Even so, it can be so hard to get the respect you deserve as a woman in sports. Serena Williams is hardly recognized enough for her kickass tennis ability (I mean, 16 grand slams?! How are we not talking about how amazing she is all the time?!). Or how about just last year in Rio with Katie Ledecky. There was an image that went around during the Olympics that can perfectly exemplify what it’s like to be a female athlete. This image features the headline “Phelps ties for silver in 100 fly” – which is surely an impressive feat. But below in non-bold font read “Ledecky sets world record in women’s 800 freestyle.” She set a world-record (and beating her personal record she had set just a few days before in the process) and still is outshined by the man who came in second. It doesn’t matter if you are the best – sometimes you are still seen as less than. We still have a long way to go, even though we have already come so far.
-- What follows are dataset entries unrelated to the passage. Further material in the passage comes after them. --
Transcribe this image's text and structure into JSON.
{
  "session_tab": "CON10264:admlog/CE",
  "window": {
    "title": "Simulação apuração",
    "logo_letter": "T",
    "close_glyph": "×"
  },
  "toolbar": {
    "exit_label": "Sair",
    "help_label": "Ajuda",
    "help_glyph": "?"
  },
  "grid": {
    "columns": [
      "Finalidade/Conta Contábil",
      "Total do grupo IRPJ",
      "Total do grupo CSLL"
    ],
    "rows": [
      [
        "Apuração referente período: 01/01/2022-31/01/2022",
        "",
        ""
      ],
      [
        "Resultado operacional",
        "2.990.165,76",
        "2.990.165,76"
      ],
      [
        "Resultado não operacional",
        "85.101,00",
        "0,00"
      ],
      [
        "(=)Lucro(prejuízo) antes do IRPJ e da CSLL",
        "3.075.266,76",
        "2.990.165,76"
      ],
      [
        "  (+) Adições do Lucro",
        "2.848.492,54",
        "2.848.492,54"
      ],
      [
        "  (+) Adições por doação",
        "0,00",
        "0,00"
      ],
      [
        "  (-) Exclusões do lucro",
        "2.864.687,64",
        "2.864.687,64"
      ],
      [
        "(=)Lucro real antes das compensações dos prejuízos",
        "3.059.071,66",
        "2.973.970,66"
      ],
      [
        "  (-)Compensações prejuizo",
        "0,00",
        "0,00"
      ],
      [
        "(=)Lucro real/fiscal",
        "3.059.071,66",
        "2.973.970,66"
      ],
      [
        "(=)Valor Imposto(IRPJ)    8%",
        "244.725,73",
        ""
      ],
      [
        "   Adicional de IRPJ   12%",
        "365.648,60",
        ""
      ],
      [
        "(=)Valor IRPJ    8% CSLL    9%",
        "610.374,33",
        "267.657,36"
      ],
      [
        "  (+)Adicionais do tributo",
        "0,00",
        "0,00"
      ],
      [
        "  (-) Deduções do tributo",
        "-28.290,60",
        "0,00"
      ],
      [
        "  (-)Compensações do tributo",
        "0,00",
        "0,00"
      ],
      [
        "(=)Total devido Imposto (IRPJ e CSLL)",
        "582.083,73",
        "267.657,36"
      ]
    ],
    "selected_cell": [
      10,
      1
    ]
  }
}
When I decided to start this blog, I knew that women weren’t initially allowed to participate in these games, but I didn’t realize just how close to my lifetime these events happened. Think about it, 1984 is NOT that long ago – and is in fact probably a moment that many of you or your relatives experienced. It took over 20 years of protests, rogue runners, and scientific studies to get the world (re: men) to say “Yeah, ladies! You can totally run with us!” Some of the most badass runners I know are women. It’s not your gender that determines your strength and speed – that comes from training and a drive within. I started to obtain a new love for running, especially in my hometown of Los Angeles. In fact, it was on my mind a lot when running my very first marathon, the Los Angeles Marathon just a few weeks ago. I was making history in my personal life on the very same streets that female runners made history for the world. I was nervous as all hell, but I knew if all of these other women completed this distance before me, then there was no reason I couldn’t either. It was an incredible feeling to be a part of something that women fought so hard to be able to participate in – and crossing that finish line felt so amazing.
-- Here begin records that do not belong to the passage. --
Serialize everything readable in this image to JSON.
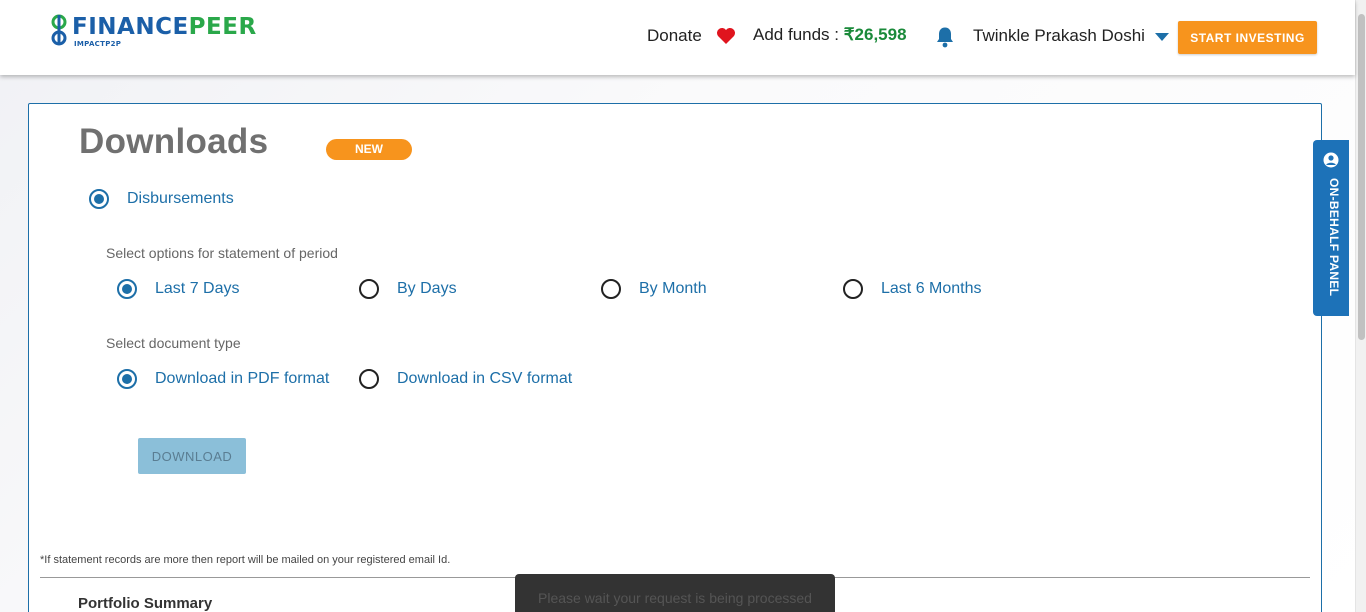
{
  "header": {
    "logo": {
      "brand_part1": "FINANCE",
      "brand_part2": "PEER",
      "tagline": "IMPACTP2P"
    },
    "donate_label": "Donate",
    "funds_label": "Add funds : ",
    "funds_amount": "₹26,598",
    "user_name": "Twinkle Prakash Doshi",
    "start_investing_label": "START INVESTING"
  },
  "page": {
    "title": "Downloads",
    "badge": "NEW",
    "report_type": {
      "label": "Disbursements",
      "selected": true
    },
    "period": {
      "label": "Select options for statement of period",
      "options": [
        {
          "label": "Last 7 Days",
          "selected": true
        },
        {
          "label": "By Days",
          "selected": false
        },
        {
          "label": "By Month",
          "selected": false
        },
        {
          "label": "Last 6 Months",
          "selected": false
        }
      ]
    },
    "doc_type": {
      "label": "Select document type",
      "options": [
        {
          "label": "Download in PDF format",
          "selected": true
        },
        {
          "label": "Download in CSV format",
          "selected": false
        }
      ]
    },
    "download_button": "DOWNLOAD",
    "note": "*If statement records are more then report will be mailed on your registered email Id.",
    "portfolio_title": "Portfolio Summary"
  },
  "side_panel": {
    "label": "ON-BEHALF PANEL"
  },
  "toast": {
    "message": "Please wait your request is being processed"
  },
  "colors": {
    "primary": "#1d6fa8",
    "accent": "#f7941d",
    "funds": "#1a8a3a",
    "heart": "#e0141e"
  }
}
Running gave me a sense of control and purpose. There is nothing I love more than pushing myself and losing myself to the beat of the music and the rhythmic steps I take. Running makes me feel good and look good from the inside-out (some of my favorite pictures I have are me with a sweaty face and that ~post run glow~), and makes me feel like I can accomplish anything. And I have my many sisters to thank for helping pave the way for me to even just run in my local races. We still have a long way to go, but I believe the day we are seen and treated as equals are closer to our grasp than we realize. Now is the time for us to push in that final sprint to the finish – it may be hard and feel impossible, but there is nothing more glorious than crossing that finish line. And remember, when you run, always make sure you Run Like A Girl.